*** RECORDS FOR PROCESSING Section Begins ***

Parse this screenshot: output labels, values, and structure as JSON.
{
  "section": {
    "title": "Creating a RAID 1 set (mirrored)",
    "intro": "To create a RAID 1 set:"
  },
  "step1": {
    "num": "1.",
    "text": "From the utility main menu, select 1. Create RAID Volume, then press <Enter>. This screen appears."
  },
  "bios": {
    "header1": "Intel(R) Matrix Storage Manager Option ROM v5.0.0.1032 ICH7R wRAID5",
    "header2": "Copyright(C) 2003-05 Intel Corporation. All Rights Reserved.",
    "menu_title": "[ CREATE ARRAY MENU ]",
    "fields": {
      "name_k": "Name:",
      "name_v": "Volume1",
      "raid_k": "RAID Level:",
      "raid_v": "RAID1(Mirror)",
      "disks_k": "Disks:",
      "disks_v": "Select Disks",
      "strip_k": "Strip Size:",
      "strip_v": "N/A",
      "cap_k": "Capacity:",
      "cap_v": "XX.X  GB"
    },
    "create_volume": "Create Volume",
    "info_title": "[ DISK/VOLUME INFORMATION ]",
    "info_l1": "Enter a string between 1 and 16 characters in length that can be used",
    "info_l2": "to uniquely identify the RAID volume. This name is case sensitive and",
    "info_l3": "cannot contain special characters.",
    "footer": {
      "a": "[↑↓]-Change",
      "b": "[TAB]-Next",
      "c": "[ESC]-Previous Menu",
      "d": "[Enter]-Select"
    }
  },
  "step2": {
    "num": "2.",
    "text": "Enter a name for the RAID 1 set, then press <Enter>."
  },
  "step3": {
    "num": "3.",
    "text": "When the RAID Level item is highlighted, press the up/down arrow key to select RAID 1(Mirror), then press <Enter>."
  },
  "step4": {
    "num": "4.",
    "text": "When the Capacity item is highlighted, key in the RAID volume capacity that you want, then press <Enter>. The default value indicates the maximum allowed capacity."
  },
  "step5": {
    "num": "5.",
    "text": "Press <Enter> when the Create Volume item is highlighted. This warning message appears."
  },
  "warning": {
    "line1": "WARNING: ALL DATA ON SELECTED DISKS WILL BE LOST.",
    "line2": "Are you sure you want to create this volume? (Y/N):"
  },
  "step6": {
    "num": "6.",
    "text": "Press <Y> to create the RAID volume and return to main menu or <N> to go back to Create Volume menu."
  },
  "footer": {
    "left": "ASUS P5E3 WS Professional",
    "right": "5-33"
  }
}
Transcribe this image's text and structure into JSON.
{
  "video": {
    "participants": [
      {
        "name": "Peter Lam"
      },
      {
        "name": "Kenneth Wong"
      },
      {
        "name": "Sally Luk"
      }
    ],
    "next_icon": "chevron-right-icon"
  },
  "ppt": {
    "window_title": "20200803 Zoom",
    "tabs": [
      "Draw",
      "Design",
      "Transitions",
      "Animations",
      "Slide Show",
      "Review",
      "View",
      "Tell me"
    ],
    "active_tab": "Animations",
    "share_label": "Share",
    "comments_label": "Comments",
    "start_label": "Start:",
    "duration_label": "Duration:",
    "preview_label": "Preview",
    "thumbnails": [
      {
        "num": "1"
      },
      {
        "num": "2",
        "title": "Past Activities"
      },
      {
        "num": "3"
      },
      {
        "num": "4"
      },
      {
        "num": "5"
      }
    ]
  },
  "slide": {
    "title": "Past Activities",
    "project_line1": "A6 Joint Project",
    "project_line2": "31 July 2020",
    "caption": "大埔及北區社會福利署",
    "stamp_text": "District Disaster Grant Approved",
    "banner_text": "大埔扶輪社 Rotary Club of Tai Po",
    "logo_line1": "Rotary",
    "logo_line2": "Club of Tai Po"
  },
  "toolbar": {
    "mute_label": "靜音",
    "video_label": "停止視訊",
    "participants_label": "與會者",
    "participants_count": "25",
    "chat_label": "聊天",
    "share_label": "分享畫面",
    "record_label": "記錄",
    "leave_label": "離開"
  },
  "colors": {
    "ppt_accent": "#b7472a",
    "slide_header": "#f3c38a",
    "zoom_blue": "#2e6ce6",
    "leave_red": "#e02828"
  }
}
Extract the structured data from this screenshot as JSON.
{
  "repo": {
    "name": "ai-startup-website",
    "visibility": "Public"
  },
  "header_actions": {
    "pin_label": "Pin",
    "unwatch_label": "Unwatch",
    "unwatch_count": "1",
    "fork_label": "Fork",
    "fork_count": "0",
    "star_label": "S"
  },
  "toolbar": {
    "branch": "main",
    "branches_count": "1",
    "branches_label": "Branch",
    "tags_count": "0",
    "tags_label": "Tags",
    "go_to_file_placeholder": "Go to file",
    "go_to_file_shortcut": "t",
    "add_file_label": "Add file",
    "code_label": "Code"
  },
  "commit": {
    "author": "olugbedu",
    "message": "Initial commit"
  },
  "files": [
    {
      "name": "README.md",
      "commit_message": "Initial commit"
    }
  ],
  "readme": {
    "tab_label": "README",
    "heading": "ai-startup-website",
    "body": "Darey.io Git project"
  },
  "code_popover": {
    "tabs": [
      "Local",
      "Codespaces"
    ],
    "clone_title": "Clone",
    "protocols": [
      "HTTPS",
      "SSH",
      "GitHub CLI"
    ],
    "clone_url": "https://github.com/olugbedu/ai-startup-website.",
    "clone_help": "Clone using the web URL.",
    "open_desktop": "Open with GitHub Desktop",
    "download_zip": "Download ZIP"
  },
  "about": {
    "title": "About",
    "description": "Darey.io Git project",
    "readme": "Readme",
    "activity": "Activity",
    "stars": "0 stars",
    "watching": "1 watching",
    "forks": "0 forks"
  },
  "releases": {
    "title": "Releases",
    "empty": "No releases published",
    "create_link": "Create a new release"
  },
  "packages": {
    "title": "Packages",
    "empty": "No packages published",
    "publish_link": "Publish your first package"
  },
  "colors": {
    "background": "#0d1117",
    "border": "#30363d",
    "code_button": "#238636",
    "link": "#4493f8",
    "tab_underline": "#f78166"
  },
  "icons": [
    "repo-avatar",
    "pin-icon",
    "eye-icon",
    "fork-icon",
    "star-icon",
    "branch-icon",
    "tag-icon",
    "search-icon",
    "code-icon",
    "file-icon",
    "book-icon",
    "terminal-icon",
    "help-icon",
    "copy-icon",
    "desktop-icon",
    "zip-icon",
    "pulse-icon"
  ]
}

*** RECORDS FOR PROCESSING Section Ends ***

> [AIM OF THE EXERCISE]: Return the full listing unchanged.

> [ANSWER SPACE]:
Parse this screenshot: output labels, values, and structure as JSON.
{
  "section": {
    "title": "Creating a RAID 1 set (mirrored)",
    "intro": "To create a RAID 1 set:"
  },
  "step1": {
    "num": "1.",
    "text": "From the utility main menu, select 1. Create RAID Volume, then press <Enter>. This screen appears."
  },
  "bios": {
    "header1": "Intel(R) Matrix Storage Manager Option ROM v5.0.0.1032 ICH7R wRAID5",
    "header2": "Copyright(C) 2003-05 Intel Corporation. All Rights Reserved.",
    "menu_title": "[ CREATE ARRAY MENU ]",
    "fields": {
      "name_k": "Name:",
      "name_v": "Volume1",
      "raid_k": "RAID Level:",
      "raid_v": "RAID1(Mirror)",
      "disks_k": "Disks:",
      "disks_v": "Select Disks",
      "strip_k": "Strip Size:",
      "strip_v": "N/A",
      "cap_k": "Capacity:",
      "cap_v": "XX.X  GB"
    },
    "create_volume": "Create Volume",
    "info_title": "[ DISK/VOLUME INFORMATION ]",
    "info_l1": "Enter a string between 1 and 16 characters in length that can be used",
    "info_l2": "to uniquely identify the RAID volume. This name is case sensitive and",
    "info_l3": "cannot contain special characters.",
    "footer": {
      "a": "[↑↓]-Change",
      "b": "[TAB]-Next",
      "c": "[ESC]-Previous Menu",
      "d": "[Enter]-Select"
    }
  },
  "step2": {
    "num": "2.",
    "text": "Enter a name for the RAID 1 set, then press <Enter>."
  },
  "step3": {
    "num": "3.",
    "text": "When the RAID Level item is highlighted, press the up/down arrow key to select RAID 1(Mirror), then press <Enter>."
  },
  "step4": {
    "num": "4.",
    "text": "When the Capacity item is highlighted, key in the RAID volume capacity that you want, then press <Enter>. The default value indicates the maximum allowed capacity."
  },
  "step5": {
    "num": "5.",
    "text": "Press <Enter> when the Create Volume item is highlighted. This warning message appears."
  },
  "warning": {
    "line1": "WARNING: ALL DATA ON SELECTED DISKS WILL BE LOST.",
    "line2": "Are you sure you want to create this volume? (Y/N):"
  },
  "step6": {
    "num": "6.",
    "text": "Press <Y> to create the RAID volume and return to main menu or <N> to go back to Create Volume menu."
  },
  "footer": {
    "left": "ASUS P5E3 WS Professional",
    "right": "5-33"
  }
}
Transcribe this image's text and structure into JSON.
{
  "video": {
    "participants": [
      {
        "name": "Peter Lam"
      },
      {
        "name": "Kenneth Wong"
      },
      {
        "name": "Sally Luk"
      }
    ],
    "next_icon": "chevron-right-icon"
  },
  "ppt": {
    "window_title": "20200803 Zoom",
    "tabs": [
      "Draw",
      "Design",
      "Transitions",
      "Animations",
      "Slide Show",
      "Review",
      "View",
      "Tell me"
    ],
    "active_tab": "Animations",
    "share_label": "Share",
    "comments_label": "Comments",
    "start_label": "Start:",
    "duration_label": "Duration:",
    "preview_label": "Preview",
    "thumbnails": [
      {
        "num": "1"
      },
      {
        "num": "2",
        "title": "Past Activities"
      },
      {
        "num": "3"
      },
      {
        "num": "4"
      },
      {
        "num": "5"
      }
    ]
  },
  "slide": {
    "title": "Past Activities",
    "project_line1": "A6 Joint Project",
    "project_line2": "31 July 2020",
    "caption": "大埔及北區社會福利署",
    "stamp_text": "District Disaster Grant Approved",
    "banner_text": "大埔扶輪社 Rotary Club of Tai Po",
    "logo_line1": "Rotary",
    "logo_line2": "Club of Tai Po"
  },
  "toolbar": {
    "mute_label": "靜音",
    "video_label": "停止視訊",
    "participants_label": "與會者",
    "participants_count": "25",
    "chat_label": "聊天",
    "share_label": "分享畫面",
    "record_label": "記錄",
    "leave_label": "離開"
  },
  "colors": {
    "ppt_accent": "#b7472a",
    "slide_header": "#f3c38a",
    "zoom_blue": "#2e6ce6",
    "leave_red": "#e02828"
  }
}
Extract the structured data from this screenshot as JSON.
{
  "repo": {
    "name": "ai-startup-website",
    "visibility": "Public"
  },
  "header_actions": {
    "pin_label": "Pin",
    "unwatch_label": "Unwatch",
    "unwatch_count": "1",
    "fork_label": "Fork",
    "fork_count": "0",
    "star_label": "S"
  },
  "toolbar": {
    "branch": "main",
    "branches_count": "1",
    "branches_label": "Branch",
    "tags_count": "0",
    "tags_label": "Tags",
    "go_to_file_placeholder": "Go to file",
    "go_to_file_shortcut": "t",
    "add_file_label": "Add file",
    "code_label": "Code"
  },
  "commit": {
    "author": "olugbedu",
    "message": "Initial commit"
  },
  "files": [
    {
      "name": "README.md",
      "commit_message": "Initial commit"
    }
  ],
  "readme": {
    "tab_label": "README",
    "heading": "ai-startup-website",
    "body": "Darey.io Git project"
  },
  "code_popover": {
    "tabs": [
      "Local",
      "Codespaces"
    ],
    "clone_title": "Clone",
    "protocols": [
      "HTTPS",
      "SSH",
      "GitHub CLI"
    ],
    "clone_url": "https://github.com/olugbedu/ai-startup-website.",
    "clone_help": "Clone using the web URL.",
    "open_desktop": "Open with GitHub Desktop",
    "download_zip": "Download ZIP"
  },
  "about": {
    "title": "About",
    "description": "Darey.io Git project",
    "readme": "Readme",
    "activity": "Activity",
    "stars": "0 stars",
    "watching": "1 watching",
    "forks": "0 forks"
  },
  "releases": {
    "title": "Releases",
    "empty": "No releases published",
    "create_link": "Create a new release"
  },
  "packages": {
    "title": "Packages",
    "empty": "No packages published",
    "publish_link": "Publish your first package"
  },
  "colors": {
    "background": "#0d1117",
    "border": "#30363d",
    "code_button": "#238636",
    "link": "#4493f8",
    "tab_underline": "#f78166"
  },
  "icons": [
    "repo-avatar",
    "pin-icon",
    "eye-icon",
    "fork-icon",
    "star-icon",
    "branch-icon",
    "tag-icon",
    "search-icon",
    "code-icon",
    "file-icon",
    "book-icon",
    "terminal-icon",
    "help-icon",
    "copy-icon",
    "desktop-icon",
    "zip-icon",
    "pulse-icon"
  ]
}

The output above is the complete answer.